▶ [Task material]
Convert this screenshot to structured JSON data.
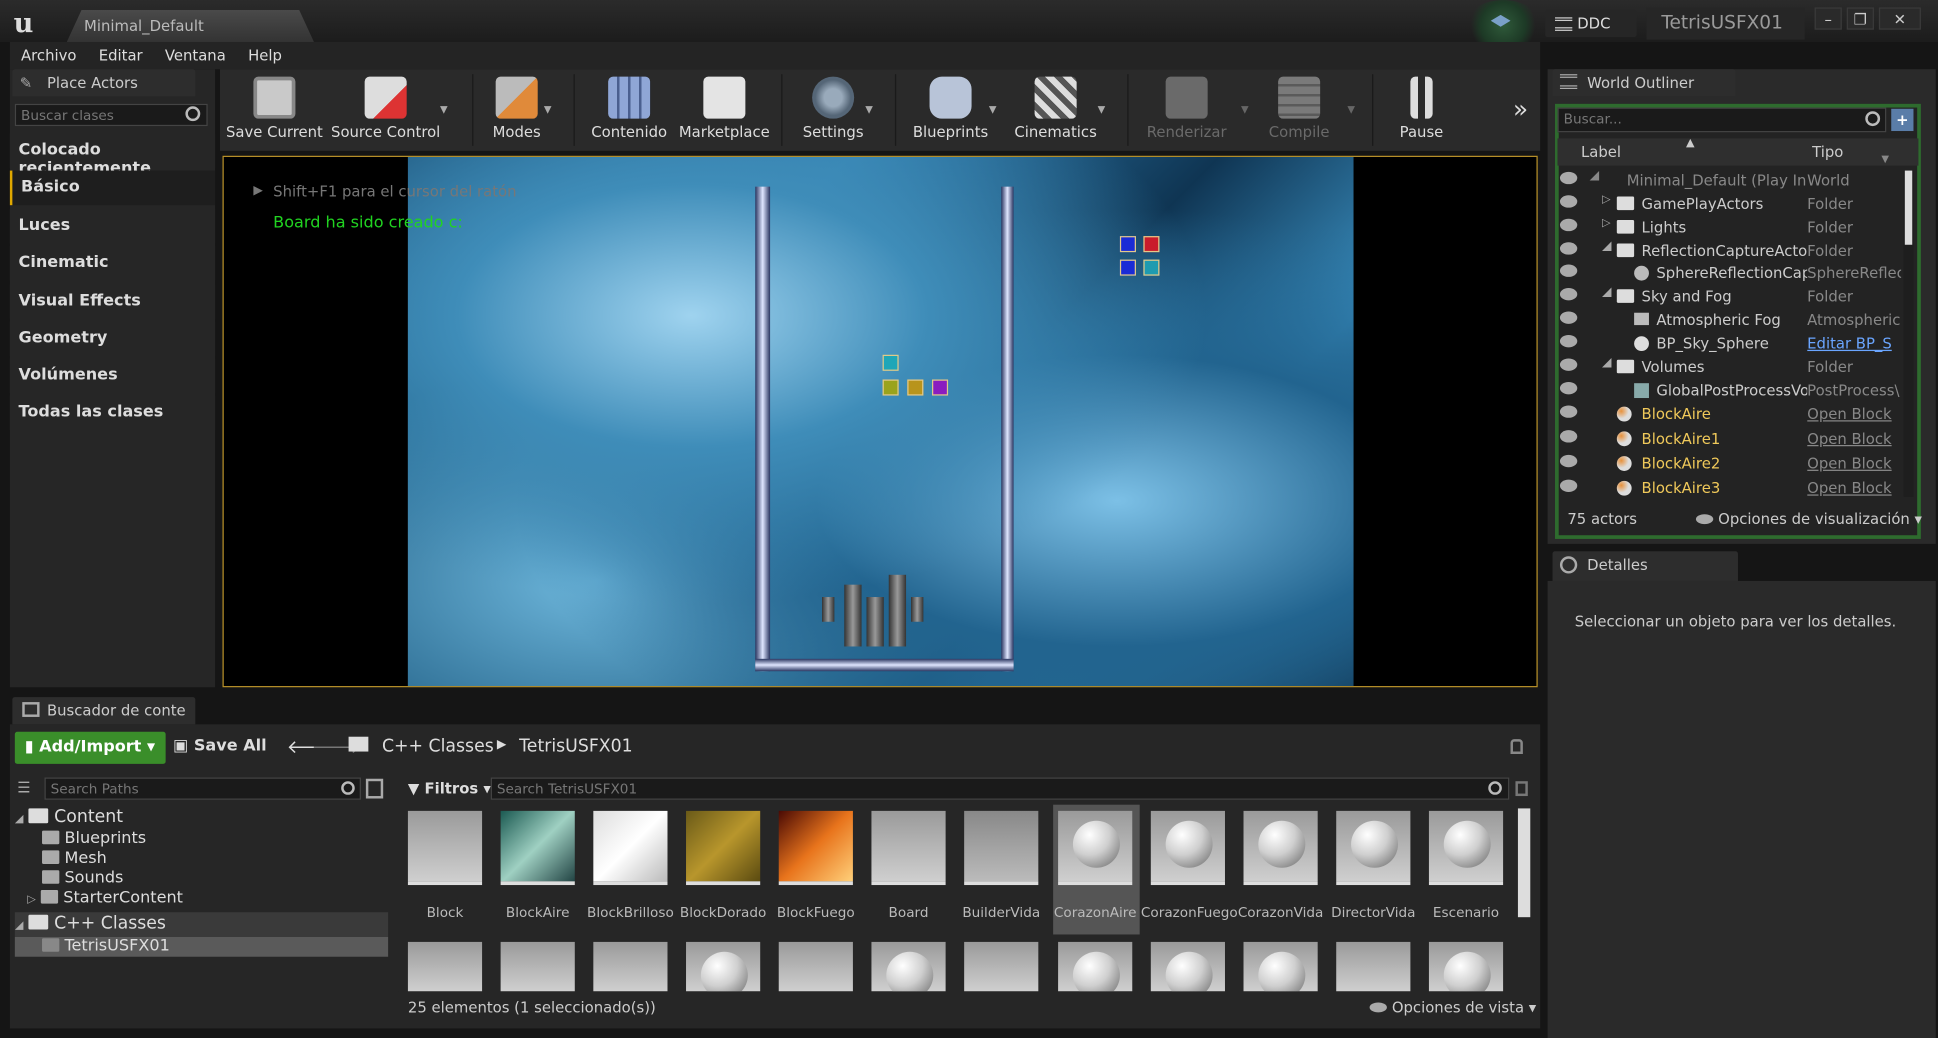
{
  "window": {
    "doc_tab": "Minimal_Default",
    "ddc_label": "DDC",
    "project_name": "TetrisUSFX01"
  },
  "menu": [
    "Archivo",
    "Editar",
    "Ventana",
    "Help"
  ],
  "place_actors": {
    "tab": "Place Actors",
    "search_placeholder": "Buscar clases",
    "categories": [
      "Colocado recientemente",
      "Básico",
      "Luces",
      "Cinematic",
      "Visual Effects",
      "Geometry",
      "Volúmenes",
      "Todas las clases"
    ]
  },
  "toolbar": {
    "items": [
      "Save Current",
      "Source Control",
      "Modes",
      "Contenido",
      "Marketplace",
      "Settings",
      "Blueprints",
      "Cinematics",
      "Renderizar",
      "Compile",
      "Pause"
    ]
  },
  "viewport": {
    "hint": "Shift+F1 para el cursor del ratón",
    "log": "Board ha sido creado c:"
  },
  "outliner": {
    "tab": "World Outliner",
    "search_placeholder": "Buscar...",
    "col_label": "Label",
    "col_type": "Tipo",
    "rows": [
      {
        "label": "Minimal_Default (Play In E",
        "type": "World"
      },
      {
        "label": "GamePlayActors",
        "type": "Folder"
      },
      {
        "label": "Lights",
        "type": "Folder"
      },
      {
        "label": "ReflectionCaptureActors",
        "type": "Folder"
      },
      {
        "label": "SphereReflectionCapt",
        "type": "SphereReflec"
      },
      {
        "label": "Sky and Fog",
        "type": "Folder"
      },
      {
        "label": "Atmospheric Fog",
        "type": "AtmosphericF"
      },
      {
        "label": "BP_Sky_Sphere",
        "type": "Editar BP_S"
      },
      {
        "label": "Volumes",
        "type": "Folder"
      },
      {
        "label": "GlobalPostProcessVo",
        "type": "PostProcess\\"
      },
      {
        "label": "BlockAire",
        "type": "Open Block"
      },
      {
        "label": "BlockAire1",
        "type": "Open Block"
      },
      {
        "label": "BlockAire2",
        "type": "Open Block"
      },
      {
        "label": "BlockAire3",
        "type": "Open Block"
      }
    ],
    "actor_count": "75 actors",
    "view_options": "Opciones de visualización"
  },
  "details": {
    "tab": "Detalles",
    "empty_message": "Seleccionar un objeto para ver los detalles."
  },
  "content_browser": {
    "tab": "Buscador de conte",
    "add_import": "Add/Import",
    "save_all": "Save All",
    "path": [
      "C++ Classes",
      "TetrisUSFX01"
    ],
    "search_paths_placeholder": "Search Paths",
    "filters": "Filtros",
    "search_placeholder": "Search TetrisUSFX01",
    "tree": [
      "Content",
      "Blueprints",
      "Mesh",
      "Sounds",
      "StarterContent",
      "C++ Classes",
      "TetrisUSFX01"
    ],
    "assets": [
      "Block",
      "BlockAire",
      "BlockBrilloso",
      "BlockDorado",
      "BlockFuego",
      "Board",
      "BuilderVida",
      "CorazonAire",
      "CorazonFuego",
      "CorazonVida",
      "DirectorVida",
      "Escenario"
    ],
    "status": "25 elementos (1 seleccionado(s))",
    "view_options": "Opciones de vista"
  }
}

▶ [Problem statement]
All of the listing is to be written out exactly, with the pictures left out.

▶ [Answer for this exercise]
Convert this screenshot to structured JSON data.
{
  "window": {
    "doc_tab": "Minimal_Default",
    "ddc_label": "DDC",
    "project_name": "TetrisUSFX01"
  },
  "menu": [
    "Archivo",
    "Editar",
    "Ventana",
    "Help"
  ],
  "place_actors": {
    "tab": "Place Actors",
    "search_placeholder": "Buscar clases",
    "categories": [
      "Colocado recientemente",
      "Básico",
      "Luces",
      "Cinematic",
      "Visual Effects",
      "Geometry",
      "Volúmenes",
      "Todas las clases"
    ]
  },
  "toolbar": {
    "items": [
      "Save Current",
      "Source Control",
      "Modes",
      "Contenido",
      "Marketplace",
      "Settings",
      "Blueprints",
      "Cinematics",
      "Renderizar",
      "Compile",
      "Pause"
    ]
  },
  "viewport": {
    "hint": "Shift+F1 para el cursor del ratón",
    "log": "Board ha sido creado c:"
  },
  "outliner": {
    "tab": "World Outliner",
    "search_placeholder": "Buscar...",
    "col_label": "Label",
    "col_type": "Tipo",
    "rows": [
      {
        "label": "Minimal_Default (Play In E",
        "type": "World"
      },
      {
        "label": "GamePlayActors",
        "type": "Folder"
      },
      {
        "label": "Lights",
        "type": "Folder"
      },
      {
        "label": "ReflectionCaptureActors",
        "type": "Folder"
      },
      {
        "label": "SphereReflectionCapt",
        "type": "SphereReflec"
      },
      {
        "label": "Sky and Fog",
        "type": "Folder"
      },
      {
        "label": "Atmospheric Fog",
        "type": "AtmosphericF"
      },
      {
        "label": "BP_Sky_Sphere",
        "type": "Editar BP_S"
      },
      {
        "label": "Volumes",
        "type": "Folder"
      },
      {
        "label": "GlobalPostProcessVo",
        "type": "PostProcess\\"
      },
      {
        "label": "BlockAire",
        "type": "Open Block"
      },
      {
        "label": "BlockAire1",
        "type": "Open Block"
      },
      {
        "label": "BlockAire2",
        "type": "Open Block"
      },
      {
        "label": "BlockAire3",
        "type": "Open Block"
      }
    ],
    "actor_count": "75 actors",
    "view_options": "Opciones de visualización"
  },
  "details": {
    "tab": "Detalles",
    "empty_message": "Seleccionar un objeto para ver los detalles."
  },
  "content_browser": {
    "tab": "Buscador de conte",
    "add_import": "Add/Import",
    "save_all": "Save All",
    "path": [
      "C++ Classes",
      "TetrisUSFX01"
    ],
    "search_paths_placeholder": "Search Paths",
    "filters": "Filtros",
    "search_placeholder": "Search TetrisUSFX01",
    "tree": [
      "Content",
      "Blueprints",
      "Mesh",
      "Sounds",
      "StarterContent",
      "C++ Classes",
      "TetrisUSFX01"
    ],
    "assets": [
      "Block",
      "BlockAire",
      "BlockBrilloso",
      "BlockDorado",
      "BlockFuego",
      "Board",
      "BuilderVida",
      "CorazonAire",
      "CorazonFuego",
      "CorazonVida",
      "DirectorVida",
      "Escenario"
    ],
    "status": "25 elementos (1 seleccionado(s))",
    "view_options": "Opciones de vista"
  }
}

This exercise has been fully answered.